New Mexico-Arizona Book Award Winner: Best Anthology
A Southwest Book of the Year
“The Sonoran Desert: A Literary Field Guide brings to life the beauty, strangeness, and biodiversity of the plants, invertebrates, birds, mammals, reptiles, and amphibians that make the Sonoran Desert their home. It is as charming as it is informative, even if you live nowhere near a desert. What a wonderful resource this book is.” —Ann Fisher-Wirth, co-editor of The Ecopoetry Anthology
“Forget what you think you know about deserts—or field guides. This is something entirely unexpected and entirely necessary. Among the fairy duster and devil’s claw, bobcat and butter-butt—among the tears of laughter and lament—you’ll rediscover another awesome creature that has long found sustenance in the desert: the human creative spirit.” —John T. Price, author of Man Killed by Pheasant: And Other Kinships

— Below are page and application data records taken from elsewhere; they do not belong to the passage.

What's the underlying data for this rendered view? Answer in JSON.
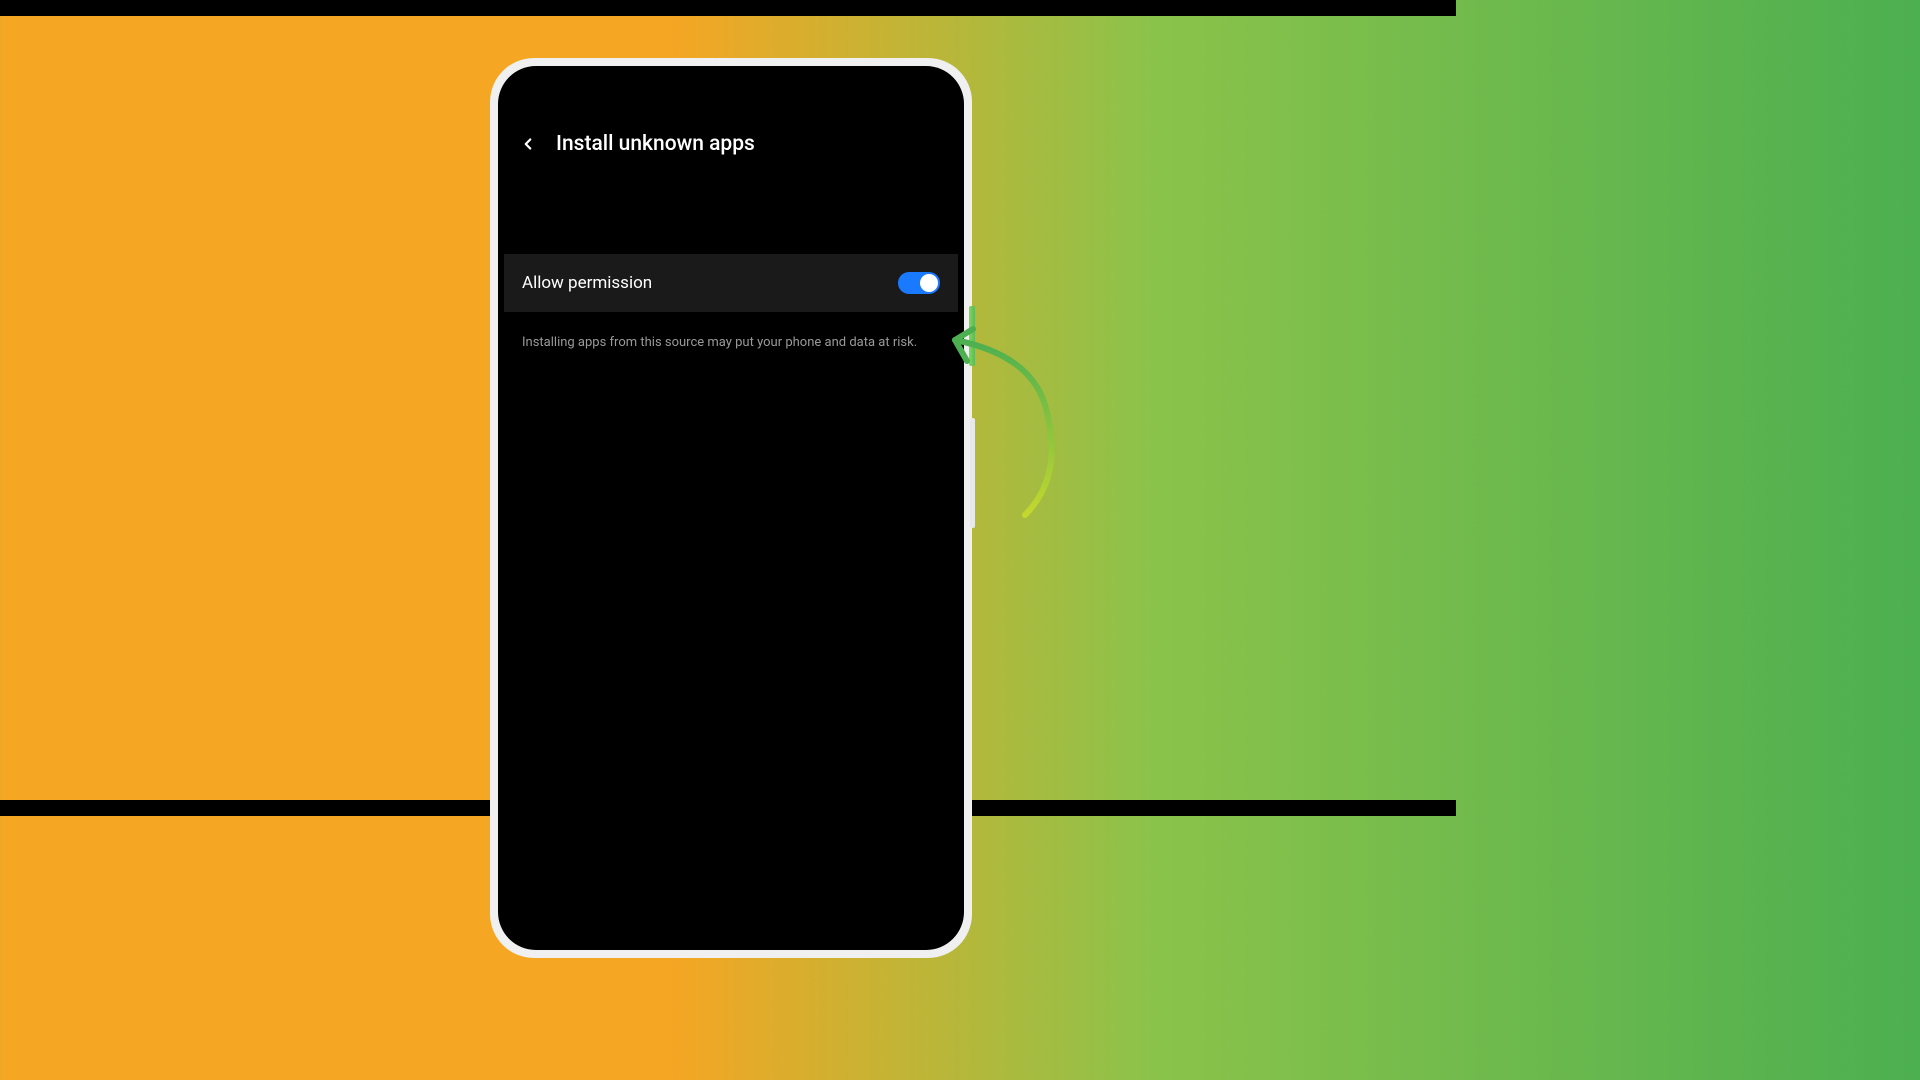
{
  "header": {
    "title": "Install unknown apps"
  },
  "setting": {
    "label": "Allow permission",
    "toggle_state": "on"
  },
  "description": "Installing apps from this source may put your phone and data at risk."
}
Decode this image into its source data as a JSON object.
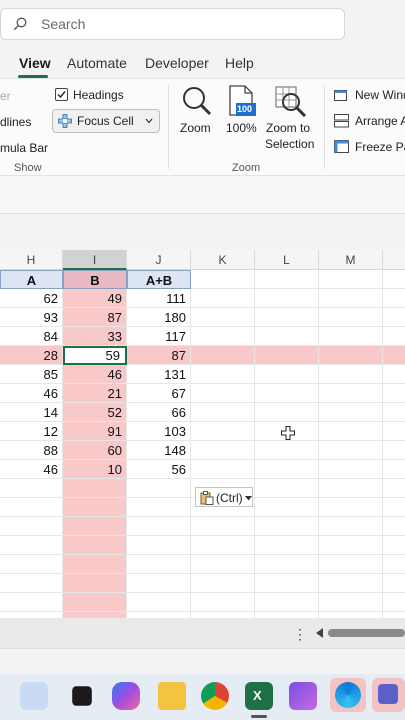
{
  "search": {
    "placeholder": "Search"
  },
  "tabs": [
    {
      "label": "View",
      "active": true
    },
    {
      "label": "Automate"
    },
    {
      "label": "Developer"
    },
    {
      "label": "Help"
    }
  ],
  "ribbon": {
    "show_group": {
      "ruler_partial": "er",
      "gridlines_partial": "dlines",
      "formula_bar_partial": "mula Bar",
      "headings_label": "Headings",
      "headings_checked": true,
      "focus_cell_label": "Focus Cell",
      "group_label": "Show"
    },
    "zoom_group": {
      "zoom_label": "Zoom",
      "zoom100_label": "100%",
      "zoom100_icon_text": "100",
      "zoom_to_selection_line1": "Zoom to",
      "zoom_to_selection_line2": "Selection",
      "group_label": "Zoom"
    },
    "window_group": {
      "new_window_partial": "New Wind",
      "arrange_partial": "Arrange A",
      "freeze_partial": "Freeze Pa"
    }
  },
  "columns": [
    "H",
    "I",
    "J",
    "K",
    "L",
    "M"
  ],
  "table": {
    "headers": [
      "A",
      "B",
      "A+B"
    ],
    "rows": [
      [
        "62",
        "49",
        "111"
      ],
      [
        "93",
        "87",
        "180"
      ],
      [
        "84",
        "33",
        "117"
      ],
      [
        "28",
        "59",
        "87"
      ],
      [
        "85",
        "46",
        "131"
      ],
      [
        "46",
        "21",
        "67"
      ],
      [
        "14",
        "52",
        "66"
      ],
      [
        "12",
        "91",
        "103"
      ],
      [
        "88",
        "60",
        "148"
      ],
      [
        "46",
        "10",
        "56"
      ]
    ]
  },
  "paste_options": {
    "label": "(Ctrl)"
  },
  "colors": {
    "accent_green": "#1e7145",
    "focus_pink": "#f9c9c9",
    "header_blue": "#dbe5f4"
  }
}
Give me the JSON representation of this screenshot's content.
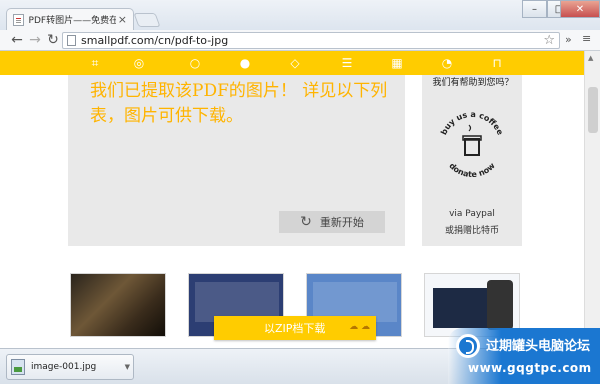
{
  "browser": {
    "tab_title": "PDF转图片——免费在线",
    "tab_close": "×",
    "url": "smallpdf.com/cn/pdf-to-jpg",
    "window_controls": {
      "minimize": "–",
      "maximize": "□",
      "close": "✕"
    }
  },
  "page": {
    "result_message": "我们已提取该PDF的图片！ 详见以下列表，图片可供下载。",
    "restart_label": "重新开始",
    "coffee": {
      "question": "我们有帮助到您吗？",
      "badge_top": "buy us a coffee",
      "badge_bottom": "donate now",
      "via_paypal": "via Paypal",
      "donate_cn": "或捐赠比特币"
    },
    "zip_download_label": "以ZIP档下载",
    "toolbar_icons": [
      "crop-icon",
      "globe-icon",
      "bell-icon",
      "circles-icon",
      "tag-icon",
      "list-icon",
      "grid-icon",
      "pie-icon",
      "lock-icon"
    ],
    "brand_color": "#ffcc00"
  },
  "downloads": {
    "file_name": "image-001.jpg"
  },
  "watermark": {
    "title": "过期罐头电脑论坛",
    "url": "www.gqgtpc.com"
  }
}
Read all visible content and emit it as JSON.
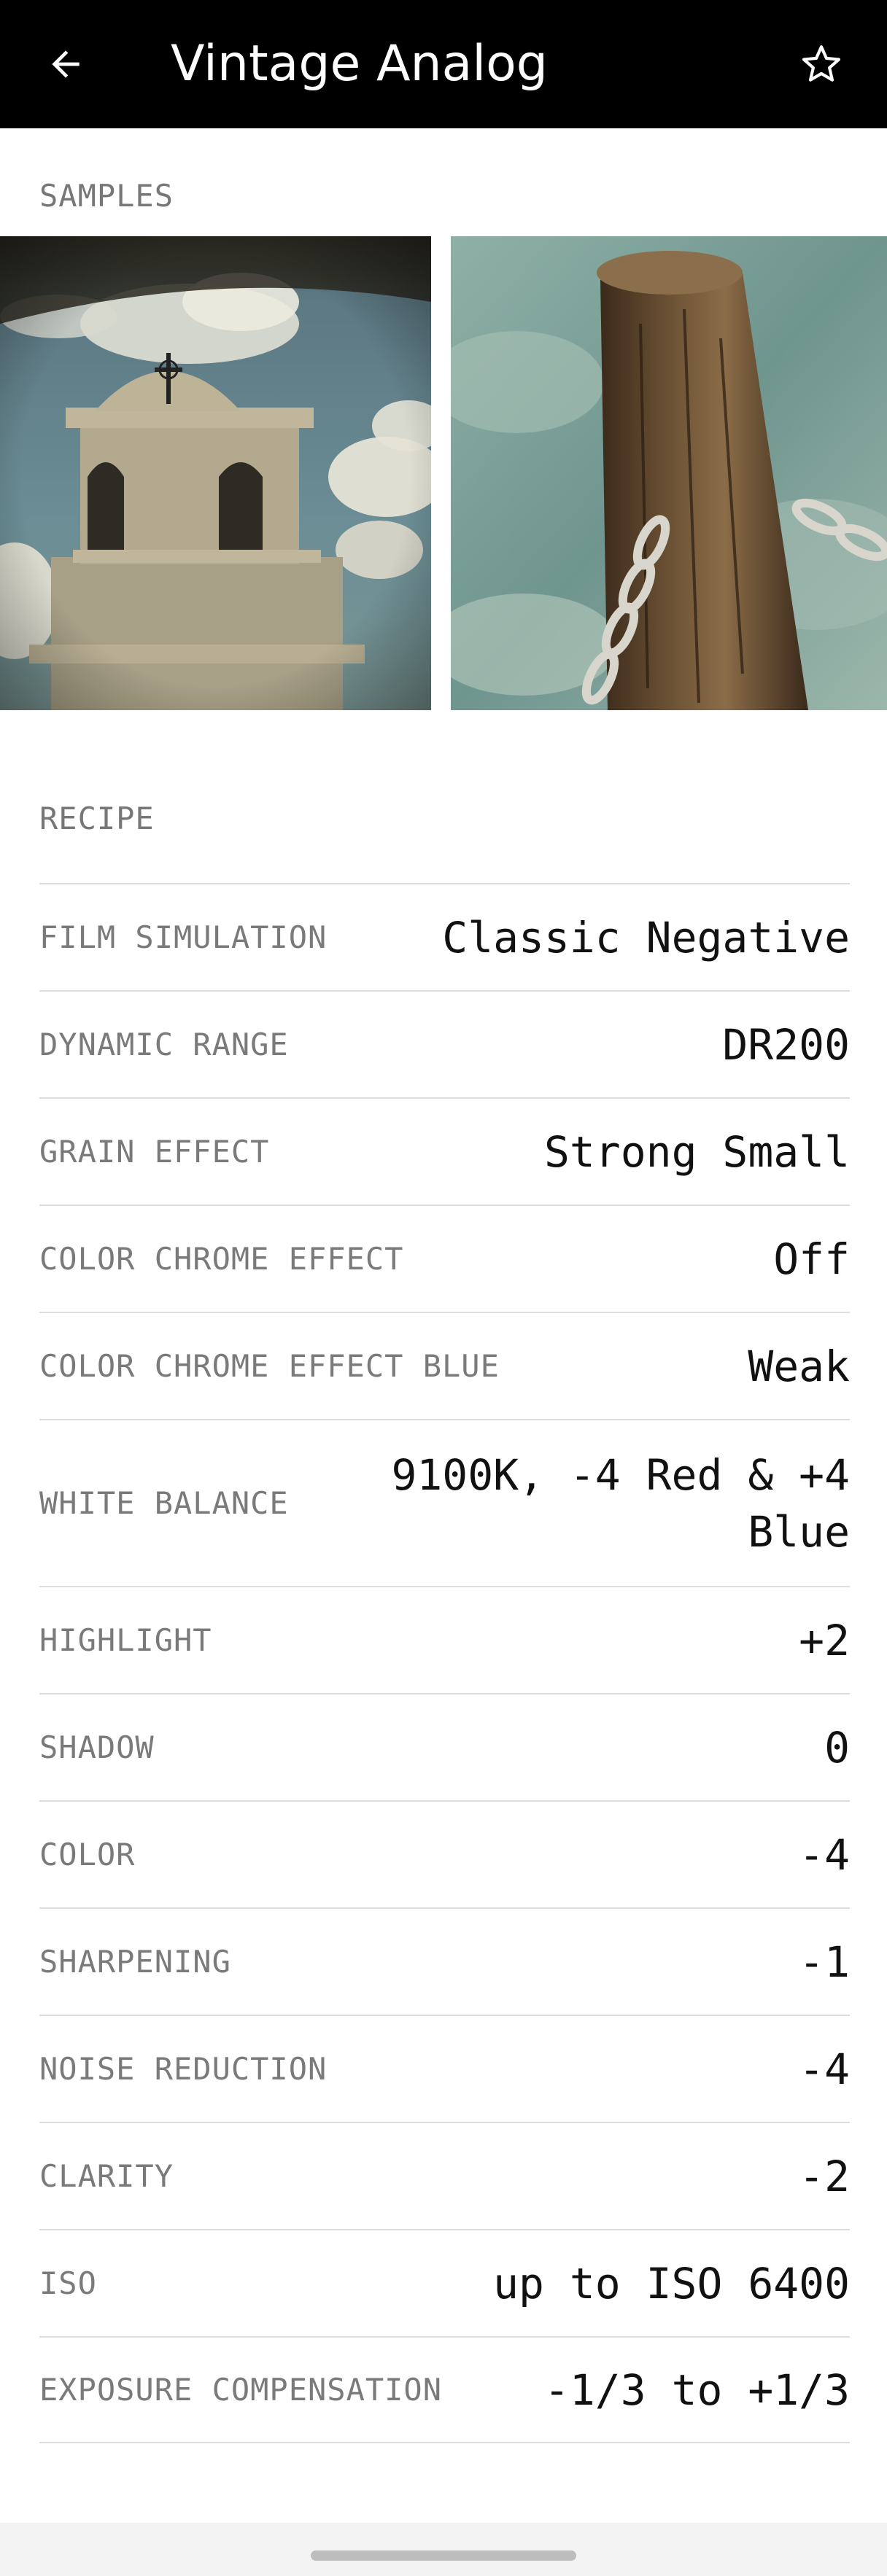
{
  "appbar": {
    "title": "Vintage Analog",
    "back_icon": "arrow-left-icon",
    "favorite_icon": "star-outline-icon"
  },
  "samples": {
    "label": "SAMPLES",
    "images": [
      {
        "name": "bell-tower-photo",
        "description_icon": "image"
      },
      {
        "name": "wooden-post-chain-photo",
        "description_icon": "image"
      }
    ]
  },
  "recipe": {
    "label": "RECIPE",
    "rows": [
      {
        "key": "FILM SIMULATION",
        "value": "Classic Negative"
      },
      {
        "key": "DYNAMIC RANGE",
        "value": "DR200"
      },
      {
        "key": "GRAIN EFFECT",
        "value": "Strong Small"
      },
      {
        "key": "COLOR CHROME EFFECT",
        "value": "Off"
      },
      {
        "key": "COLOR CHROME EFFECT BLUE",
        "value": "Weak"
      },
      {
        "key": "WHITE BALANCE",
        "value": "9100K, -4 Red & +4 Blue"
      },
      {
        "key": "HIGHLIGHT",
        "value": "+2"
      },
      {
        "key": "SHADOW",
        "value": "0"
      },
      {
        "key": "COLOR",
        "value": "-4"
      },
      {
        "key": "SHARPENING",
        "value": "-1"
      },
      {
        "key": "NOISE REDUCTION",
        "value": "-4"
      },
      {
        "key": "CLARITY",
        "value": "-2"
      },
      {
        "key": "ISO",
        "value": "up to ISO 6400"
      },
      {
        "key": "EXPOSURE COMPENSATION",
        "value": "-1/3 to +1/3"
      }
    ]
  }
}
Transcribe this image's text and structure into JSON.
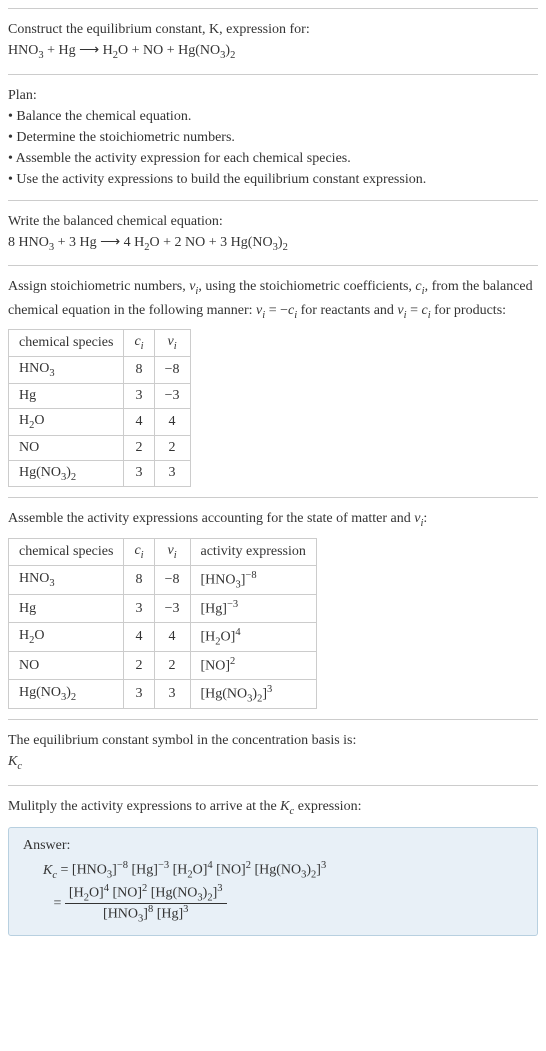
{
  "intro": {
    "construct": "Construct the equilibrium constant, K, expression for:",
    "equation": "HNO₃ + Hg ⟶ H₂O + NO + Hg(NO₃)₂"
  },
  "plan": {
    "heading": "Plan:",
    "items": [
      "• Balance the chemical equation.",
      "• Determine the stoichiometric numbers.",
      "• Assemble the activity expression for each chemical species.",
      "• Use the activity expressions to build the equilibrium constant expression."
    ]
  },
  "balanced": {
    "heading": "Write the balanced chemical equation:",
    "equation": "8 HNO₃ + 3 Hg ⟶ 4 H₂O + 2 NO + 3 Hg(NO₃)₂"
  },
  "assign": {
    "text1": "Assign stoichiometric numbers, νᵢ, using the stoichiometric coefficients, cᵢ, from the balanced chemical equation in the following manner: νᵢ = −cᵢ for reactants and νᵢ = cᵢ for products:",
    "headers": [
      "chemical species",
      "cᵢ",
      "νᵢ"
    ],
    "rows": [
      [
        "HNO₃",
        "8",
        "−8"
      ],
      [
        "Hg",
        "3",
        "−3"
      ],
      [
        "H₂O",
        "4",
        "4"
      ],
      [
        "NO",
        "2",
        "2"
      ],
      [
        "Hg(NO₃)₂",
        "3",
        "3"
      ]
    ]
  },
  "activity": {
    "heading": "Assemble the activity expressions accounting for the state of matter and νᵢ:",
    "headers": [
      "chemical species",
      "cᵢ",
      "νᵢ",
      "activity expression"
    ],
    "rows": [
      [
        "HNO₃",
        "8",
        "−8",
        "[HNO₃]⁻⁸"
      ],
      [
        "Hg",
        "3",
        "−3",
        "[Hg]⁻³"
      ],
      [
        "H₂O",
        "4",
        "4",
        "[H₂O]⁴"
      ],
      [
        "NO",
        "2",
        "2",
        "[NO]²"
      ],
      [
        "Hg(NO₃)₂",
        "3",
        "3",
        "[Hg(NO₃)₂]³"
      ]
    ]
  },
  "symbol": {
    "text": "The equilibrium constant symbol in the concentration basis is:",
    "kc": "K𝒸"
  },
  "multiply": {
    "text": "Mulitply the activity expressions to arrive at the K𝒸 expression:"
  },
  "answer": {
    "label": "Answer:",
    "line1": "K𝒸 = [HNO₃]⁻⁸ [Hg]⁻³ [H₂O]⁴ [NO]² [Hg(NO₃)₂]³",
    "eq": "=",
    "num": "[H₂O]⁴ [NO]² [Hg(NO₃)₂]³",
    "den": "[HNO₃]⁸ [Hg]³"
  },
  "chart_data": {
    "type": "table",
    "tables": [
      {
        "title": "Stoichiometric numbers",
        "headers": [
          "chemical species",
          "c_i",
          "nu_i"
        ],
        "rows": [
          {
            "species": "HNO3",
            "c_i": 8,
            "nu_i": -8
          },
          {
            "species": "Hg",
            "c_i": 3,
            "nu_i": -3
          },
          {
            "species": "H2O",
            "c_i": 4,
            "nu_i": 4
          },
          {
            "species": "NO",
            "c_i": 2,
            "nu_i": 2
          },
          {
            "species": "Hg(NO3)2",
            "c_i": 3,
            "nu_i": 3
          }
        ]
      },
      {
        "title": "Activity expressions",
        "headers": [
          "chemical species",
          "c_i",
          "nu_i",
          "activity expression"
        ],
        "rows": [
          {
            "species": "HNO3",
            "c_i": 8,
            "nu_i": -8,
            "activity": "[HNO3]^-8"
          },
          {
            "species": "Hg",
            "c_i": 3,
            "nu_i": -3,
            "activity": "[Hg]^-3"
          },
          {
            "species": "H2O",
            "c_i": 4,
            "nu_i": 4,
            "activity": "[H2O]^4"
          },
          {
            "species": "NO",
            "c_i": 2,
            "nu_i": 2,
            "activity": "[NO]^2"
          },
          {
            "species": "Hg(NO3)2",
            "c_i": 3,
            "nu_i": 3,
            "activity": "[Hg(NO3)2]^3"
          }
        ]
      }
    ],
    "equilibrium_constant": "Kc = ([H2O]^4 [NO]^2 [Hg(NO3)2]^3) / ([HNO3]^8 [Hg]^3)"
  }
}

“A book of delights for the mind and spirit, this is what a field guide ought to be. What better way to truly see a place than through the unblinking eyes of literature? What better way to truly love a place than through the embrace of ecology? Put them together, as Magrane and Cokinos have brilliantly done, and here is their irresistible invitation to the spectacular desert.” —Kathleen Dean Moore, author of Wild Comfort: The Solace of Nature
“A genre-bending book that educates as much as it inspires connection to the desert around us.” —Benjamin Theodore Wilder, coauthor of Plant Life of a Desert Archipelago: Flora of the Sonoran Islands in the Gulf of California
“It’s a book to walk with, a book to scribble in, and even a book to use as a cushion if the desert rock you tried to sit on was too sharp. It’s also a book to get away with. Let the rest of the country rant and rave and post and tweet and babble. The writers inside these pages aren’t listening. They are too busy getting out there and getting lost, naming plants and animals, teaching and learning, and doing the vital work of mapping their place.” —David Gessner, author of All the Wild That Remains: Edward Abbey, Wallace Stegner, and the American West
“The Sonoran Desert reads like a dialogue between humans and nature. This is a book that cries to be read outside, to be read aloud, to be thumbed through in the delight of re-discovery as we find again what it is that connects us—cell to cell, heart to heart—to all of those other lives with whom we share this glorious planet: our kin, kind or not.” —Story Circle Book Reviews
"There is science in art; art in science; loveliness in knowledge."—Arizona Daily Star
“For those used to the dry, straightforward prose of a typical field guide, The Sonoran Desert offers a unique literary approach to the plants and creatures of the Sonoran Desert and southern Arizona’s Sky Island region.”—Western American Literature
“These poems and short essays lead readers to engage with the plants and animals they describe word by word and line by line, creating a literary ecology that, like the natural world itself, can be returned to time and again, always revealing something not formerly seen.”—Southwestern American Literature